To the rapturous tresses of Rose Miss Dora's bud-mouth, and her madding,
Was there ever so sad a dilemma?
For Rose I would perish (pro tem.); For Dora I'd willingly stem a
(Whatever might offer to stem); But to make the invidious election
To declare that on either one's side I've a scruple—a grain more affection,
I can not decide.
And as either so hopelessly nice is,
My sole and my final resource
Some feat of molecular force,
By no means to peace or repose,
Of Dora and Rose.
(After-thought.) But, perhaps, if a third (say a Norah),
Not quite so delightful as RoseNot wholy so charming as Dora
Should appear, is it wrong to supposeAs the claims of the others are equal
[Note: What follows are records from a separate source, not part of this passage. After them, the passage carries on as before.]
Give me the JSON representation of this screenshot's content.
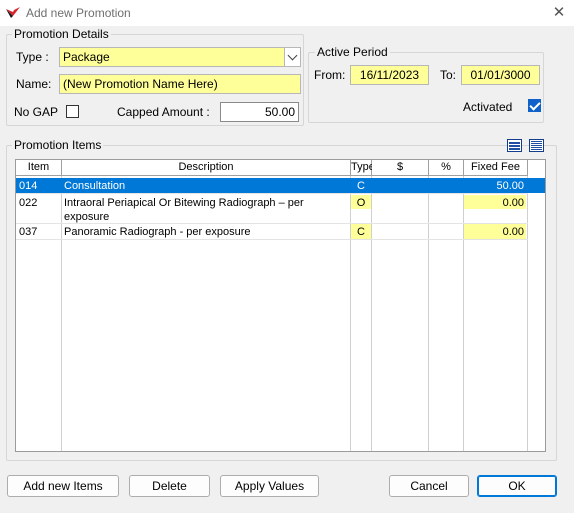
{
  "window": {
    "title": "Add new Promotion",
    "close_glyph": "✕"
  },
  "details": {
    "group_label": "Promotion Details",
    "type_label": "Type :",
    "type_value": "Package",
    "name_label": "Name:",
    "name_value": "(New Promotion Name Here)",
    "nogap_label": "No GAP",
    "nogap_checked": false,
    "capped_label": "Capped Amount :",
    "capped_value": "50.00"
  },
  "period": {
    "group_label": "Active Period",
    "from_label": "From:",
    "from_value": "16/11/2023",
    "to_label": "To:",
    "to_value": "01/01/3000",
    "activated_label": "Activated",
    "activated_checked": true
  },
  "items": {
    "group_label": "Promotion Items",
    "columns": [
      "Item",
      "Description",
      "Type",
      "$",
      "%",
      "Fixed Fee"
    ],
    "rows": [
      {
        "item": "014",
        "description": "Consultation",
        "description2": "",
        "type": "C",
        "dollar": "",
        "percent": "",
        "fixed_fee": "50.00",
        "selected": true
      },
      {
        "item": "022",
        "description": "Intraoral Periapical Or Bitewing Radiograph – per",
        "description2": "exposure",
        "type": "O",
        "dollar": "",
        "percent": "",
        "fixed_fee": "0.00",
        "selected": false
      },
      {
        "item": "037",
        "description": "Panoramic Radiograph - per exposure",
        "description2": "",
        "type": "C",
        "dollar": "",
        "percent": "",
        "fixed_fee": "0.00",
        "selected": false
      }
    ]
  },
  "buttons": {
    "add_new_items": "Add new Items",
    "delete": "Delete",
    "apply_values": "Apply Values",
    "cancel": "Cancel",
    "ok": "OK"
  },
  "colors": {
    "accent": "#0078d7",
    "field_yellow": "#ffff99",
    "selection": "#0078d7"
  }
}
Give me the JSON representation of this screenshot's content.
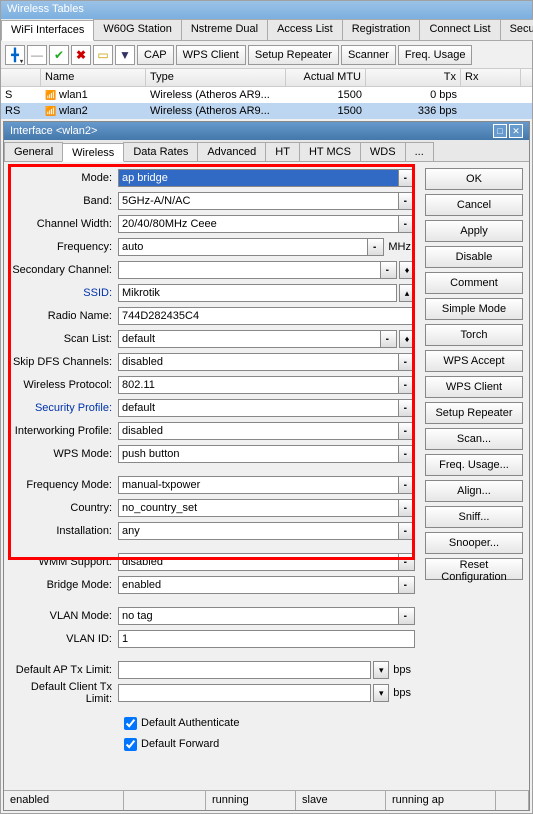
{
  "window_title": "Wireless Tables",
  "main_tabs": [
    "WiFi Interfaces",
    "W60G Station",
    "Nstreme Dual",
    "Access List",
    "Registration",
    "Connect List",
    "Security Profile"
  ],
  "toolbar": {
    "cap": "CAP",
    "wps_client": "WPS Client",
    "setup_repeater": "Setup Repeater",
    "scanner": "Scanner",
    "freq_usage": "Freq. Usage"
  },
  "grid": {
    "headers": {
      "name": "Name",
      "type": "Type",
      "mtu": "Actual MTU",
      "tx": "Tx",
      "rx": "Rx"
    },
    "rows": [
      {
        "flag": "S",
        "name": "wlan1",
        "type": "Wireless (Atheros AR9...",
        "mtu": "1500",
        "tx": "0 bps",
        "rx": ""
      },
      {
        "flag": "RS",
        "name": "wlan2",
        "type": "Wireless (Atheros AR9...",
        "mtu": "1500",
        "tx": "336 bps",
        "rx": ""
      }
    ]
  },
  "sub_window_title": "Interface <wlan2>",
  "sub_tabs": [
    "General",
    "Wireless",
    "Data Rates",
    "Advanced",
    "HT",
    "HT MCS",
    "WDS",
    "..."
  ],
  "form": {
    "mode": {
      "label": "Mode:",
      "value": "ap bridge"
    },
    "band": {
      "label": "Band:",
      "value": "5GHz-A/N/AC"
    },
    "channel_width": {
      "label": "Channel Width:",
      "value": "20/40/80MHz Ceee"
    },
    "frequency": {
      "label": "Frequency:",
      "value": "auto",
      "unit": "MHz"
    },
    "secondary_channel": {
      "label": "Secondary Channel:",
      "value": ""
    },
    "ssid": {
      "label": "SSID:",
      "value": "Mikrotik"
    },
    "radio_name": {
      "label": "Radio Name:",
      "value": "744D282435C4"
    },
    "scan_list": {
      "label": "Scan List:",
      "value": "default"
    },
    "skip_dfs": {
      "label": "Skip DFS Channels:",
      "value": "disabled"
    },
    "wireless_protocol": {
      "label": "Wireless Protocol:",
      "value": "802.11"
    },
    "security_profile": {
      "label": "Security Profile:",
      "value": "default"
    },
    "interworking": {
      "label": "Interworking Profile:",
      "value": "disabled"
    },
    "wps_mode": {
      "label": "WPS Mode:",
      "value": "push button"
    },
    "frequency_mode": {
      "label": "Frequency Mode:",
      "value": "manual-txpower"
    },
    "country": {
      "label": "Country:",
      "value": "no_country_set"
    },
    "installation": {
      "label": "Installation:",
      "value": "any"
    },
    "wmm": {
      "label": "WMM Support:",
      "value": "disabled"
    },
    "bridge_mode": {
      "label": "Bridge Mode:",
      "value": "enabled"
    },
    "vlan_mode": {
      "label": "VLAN Mode:",
      "value": "no tag"
    },
    "vlan_id": {
      "label": "VLAN ID:",
      "value": "1"
    },
    "default_ap_tx": {
      "label": "Default AP Tx Limit:",
      "value": "",
      "unit": "bps"
    },
    "default_client_tx": {
      "label": "Default Client Tx Limit:",
      "value": "",
      "unit": "bps"
    },
    "default_auth": "Default Authenticate",
    "default_forward": "Default Forward"
  },
  "side": {
    "ok": "OK",
    "cancel": "Cancel",
    "apply": "Apply",
    "disable": "Disable",
    "comment": "Comment",
    "simple_mode": "Simple Mode",
    "torch": "Torch",
    "wps_accept": "WPS Accept",
    "wps_client": "WPS Client",
    "setup_repeater": "Setup Repeater",
    "scan": "Scan...",
    "freq_usage": "Freq. Usage...",
    "align": "Align...",
    "sniff": "Sniff...",
    "snooper": "Snooper...",
    "reset": "Reset Configuration"
  },
  "status": [
    "enabled",
    "",
    "running",
    "slave",
    "running ap",
    ""
  ]
}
And flight-in the main-is the bestThat I might ... But no matter—the sequel
Is easily guessed.
THEY nearly strike me dumb,
Think of that.
O, where did hunter win
For her feet?
For my sweet!
The fairy stitching gleams
And it shows
And these toes.
What soles to charm an elf!
Chanced to view
For the two !
For Gerry's debonair,
As a rose.
To her nose.
Those simpletons who squeeze Their extremities, to please
Mandarins, Would positively flinch From venturing to pinch
Cinderella's lefts and rights
And I trow
Come, Gerry, since it suits
These to don,
Put them on.
WHEREVER I wander, up and about,
I have a wife, and she is wise,
Deep in philosophy, strong in Greek; Spectacles shadow her pretty eyes,
Coteries rustle to hear her speak; She writes a little for love, not fame;